1983, Acrylic on Linen, 37"x26"

When I first arrived in Bhutan in 1983 I could not wait to begin painting again. I had spent seven years in art history graduate school trying to understand the significance of the human activity of artistic creativity. Earlier, when I was a studio student, I knew I could paint and loved the activity itself, but had to find a conceptual basis. Upon completion of the oral defense of my dissertation on Mark Tobey at the University of Texas in Austin, I went straight to Bhutan. Within a week I was looking for what art supplies were available locally. I found acrylic fabric paints and some nice linen fabric in the only 'department store" in Thimphu, Tashi's.

I decided my first project should be to see if I could still make paint do what I demanded of it, and if I still commanded an illusionistic vocabulary. I was intrigued with the photorealist concepts about how we codify photographic images as "real". I discovered that one of the only local Bhutanese postcards was of the Taktsang, or Tiger's Nest Monastery. More than twelve hundred years ago Guru Padmasambhava meditated in a cave near the top of a vertiginous 3,280-foot cliff, and cleansed the Paro Valley for the introduction of Buddhism. The Guru, in his ferocious manifestation as Dorje Drolo, reached this precipitous perch on the back of a flying tiger, a mystical transformation of his consort. The spectacular monastery, familiar from all pictorial accounts of this remote Himalayan country, was built over this cave in 1692. The image had just the right blend of the exotic and the banal, and was emblematic of my new environment.

Taktsang II, in the manner of Tao-Chi and Carlos Santana
1985, Ink on Silk, 14"x7"

Taktsang I taught me discipline and patience over a period of several months. Then my love of Chinese painting, fortified by my graduate studies, encouraged me to deal with the spectacular landscape I inhabited in a style capitalizing on their aesthetic sophistication. My next several paintings were done in ink on silk and were more spontaneous. Taktsang II was painted in a few hours during one sitting. It included homage aspects to a traditional Chinese painter and a contemporary guitar player. This inspirational device remained in most of my paintings on silk. The brushwork hearkens to the painter, while the calligraphic rhythms echo the music I listen to while I paint.

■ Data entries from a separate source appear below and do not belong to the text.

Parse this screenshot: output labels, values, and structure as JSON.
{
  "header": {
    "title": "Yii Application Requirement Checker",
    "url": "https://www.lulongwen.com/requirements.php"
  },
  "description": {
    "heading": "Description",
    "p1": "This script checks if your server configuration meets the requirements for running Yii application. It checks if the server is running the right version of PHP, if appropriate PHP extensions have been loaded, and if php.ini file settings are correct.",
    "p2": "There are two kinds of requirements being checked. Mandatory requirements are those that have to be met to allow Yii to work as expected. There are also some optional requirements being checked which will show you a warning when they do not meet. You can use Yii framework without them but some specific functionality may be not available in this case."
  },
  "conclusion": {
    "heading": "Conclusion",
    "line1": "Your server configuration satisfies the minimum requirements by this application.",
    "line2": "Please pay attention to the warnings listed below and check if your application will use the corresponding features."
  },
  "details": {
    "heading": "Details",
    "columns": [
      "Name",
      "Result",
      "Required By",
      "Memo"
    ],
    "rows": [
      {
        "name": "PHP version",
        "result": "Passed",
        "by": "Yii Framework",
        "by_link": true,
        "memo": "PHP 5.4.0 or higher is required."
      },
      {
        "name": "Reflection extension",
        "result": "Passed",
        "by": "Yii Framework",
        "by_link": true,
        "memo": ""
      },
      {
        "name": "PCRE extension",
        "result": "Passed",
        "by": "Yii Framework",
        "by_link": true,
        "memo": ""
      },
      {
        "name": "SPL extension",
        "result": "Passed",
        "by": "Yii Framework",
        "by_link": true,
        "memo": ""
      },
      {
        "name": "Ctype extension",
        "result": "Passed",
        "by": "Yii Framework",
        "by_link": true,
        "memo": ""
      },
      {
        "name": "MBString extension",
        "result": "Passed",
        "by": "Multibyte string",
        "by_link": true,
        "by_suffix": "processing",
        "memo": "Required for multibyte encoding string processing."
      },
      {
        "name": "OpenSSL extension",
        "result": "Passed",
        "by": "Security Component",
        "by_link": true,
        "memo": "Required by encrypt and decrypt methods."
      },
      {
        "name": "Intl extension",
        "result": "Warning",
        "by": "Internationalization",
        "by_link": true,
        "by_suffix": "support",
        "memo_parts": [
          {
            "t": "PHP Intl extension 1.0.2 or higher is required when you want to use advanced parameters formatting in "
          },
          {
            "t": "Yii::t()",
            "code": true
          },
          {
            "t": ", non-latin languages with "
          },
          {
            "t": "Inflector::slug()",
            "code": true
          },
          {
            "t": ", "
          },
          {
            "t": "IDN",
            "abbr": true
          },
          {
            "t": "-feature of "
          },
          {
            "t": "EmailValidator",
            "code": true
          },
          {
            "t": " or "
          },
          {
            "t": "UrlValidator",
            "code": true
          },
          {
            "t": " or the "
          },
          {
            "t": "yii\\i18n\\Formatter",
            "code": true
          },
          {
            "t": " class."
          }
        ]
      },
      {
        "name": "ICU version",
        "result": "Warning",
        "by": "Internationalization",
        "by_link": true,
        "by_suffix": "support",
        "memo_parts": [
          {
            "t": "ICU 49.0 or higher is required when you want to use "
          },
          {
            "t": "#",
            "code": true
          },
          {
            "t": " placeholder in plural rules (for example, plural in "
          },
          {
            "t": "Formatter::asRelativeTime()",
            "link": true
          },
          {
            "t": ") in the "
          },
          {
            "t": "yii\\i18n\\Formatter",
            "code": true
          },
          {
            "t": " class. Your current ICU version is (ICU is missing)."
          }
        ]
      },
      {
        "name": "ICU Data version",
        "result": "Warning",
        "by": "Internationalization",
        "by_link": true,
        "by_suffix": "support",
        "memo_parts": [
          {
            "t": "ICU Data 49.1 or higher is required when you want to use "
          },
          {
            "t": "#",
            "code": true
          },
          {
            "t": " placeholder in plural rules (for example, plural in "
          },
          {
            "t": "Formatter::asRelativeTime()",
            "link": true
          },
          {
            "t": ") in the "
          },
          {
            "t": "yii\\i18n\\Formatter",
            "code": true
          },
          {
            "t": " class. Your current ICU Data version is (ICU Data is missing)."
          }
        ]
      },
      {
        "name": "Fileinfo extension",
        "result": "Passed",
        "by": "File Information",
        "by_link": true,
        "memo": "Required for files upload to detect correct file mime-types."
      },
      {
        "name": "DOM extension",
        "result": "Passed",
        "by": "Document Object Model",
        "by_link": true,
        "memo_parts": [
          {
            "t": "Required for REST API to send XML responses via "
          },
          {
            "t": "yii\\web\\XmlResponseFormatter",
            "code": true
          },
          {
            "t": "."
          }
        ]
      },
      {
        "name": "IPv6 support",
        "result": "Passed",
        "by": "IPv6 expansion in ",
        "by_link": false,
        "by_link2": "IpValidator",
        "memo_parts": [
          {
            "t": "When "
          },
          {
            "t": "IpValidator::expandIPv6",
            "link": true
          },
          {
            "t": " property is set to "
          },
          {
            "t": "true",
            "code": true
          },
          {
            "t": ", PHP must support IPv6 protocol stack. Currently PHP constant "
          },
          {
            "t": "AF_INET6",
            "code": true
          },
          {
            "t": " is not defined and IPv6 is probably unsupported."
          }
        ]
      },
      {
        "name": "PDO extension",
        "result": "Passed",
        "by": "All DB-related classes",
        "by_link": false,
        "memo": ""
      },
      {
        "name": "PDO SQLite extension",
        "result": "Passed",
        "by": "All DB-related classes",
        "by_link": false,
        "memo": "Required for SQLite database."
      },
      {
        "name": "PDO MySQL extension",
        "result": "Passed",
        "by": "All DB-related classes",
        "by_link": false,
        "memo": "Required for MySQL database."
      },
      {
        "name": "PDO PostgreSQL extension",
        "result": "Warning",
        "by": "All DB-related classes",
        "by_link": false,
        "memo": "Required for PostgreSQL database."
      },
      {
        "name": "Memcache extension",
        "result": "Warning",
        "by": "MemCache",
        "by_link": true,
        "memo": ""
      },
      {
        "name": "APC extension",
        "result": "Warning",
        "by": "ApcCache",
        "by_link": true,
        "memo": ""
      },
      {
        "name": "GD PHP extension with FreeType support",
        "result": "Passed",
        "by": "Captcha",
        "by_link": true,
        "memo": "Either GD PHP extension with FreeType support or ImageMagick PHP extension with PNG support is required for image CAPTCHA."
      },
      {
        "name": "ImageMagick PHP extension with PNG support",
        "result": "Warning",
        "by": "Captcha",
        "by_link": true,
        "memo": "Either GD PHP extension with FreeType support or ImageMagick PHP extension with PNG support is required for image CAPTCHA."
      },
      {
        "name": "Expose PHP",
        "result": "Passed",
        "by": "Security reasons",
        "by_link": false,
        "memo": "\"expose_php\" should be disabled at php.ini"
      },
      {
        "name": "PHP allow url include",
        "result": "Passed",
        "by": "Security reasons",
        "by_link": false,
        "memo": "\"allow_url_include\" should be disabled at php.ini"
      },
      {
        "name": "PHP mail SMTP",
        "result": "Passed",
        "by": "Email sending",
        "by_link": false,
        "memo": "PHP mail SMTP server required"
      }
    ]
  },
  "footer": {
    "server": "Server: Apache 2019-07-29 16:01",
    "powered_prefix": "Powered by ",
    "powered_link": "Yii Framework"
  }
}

Taktsang III, in the manner of T'ang Yin and Duane Allman
1988, Acrylic on Silk, 57"x33"

Taktsang III was the culmination of all the developments achieved in my paintings in Bhutan. The composition was laid down in light color washes in one session. The Chinese blue and green style is referred to, as well as the mineral pigments of Persian miniature painting. The network of calligraphic brushwork took ten months of layering with hand-made brushes. On silk every gesture is recorded and visible. The strokes vibrate with the harmony of T'ang Yin's vision, the intensity of Duane Allman's improvisation, the wisdom of Quranic verses in Arabic calligraphy emblazoned across the cliff face, and the essential energy of the Kingdom of Bhutan.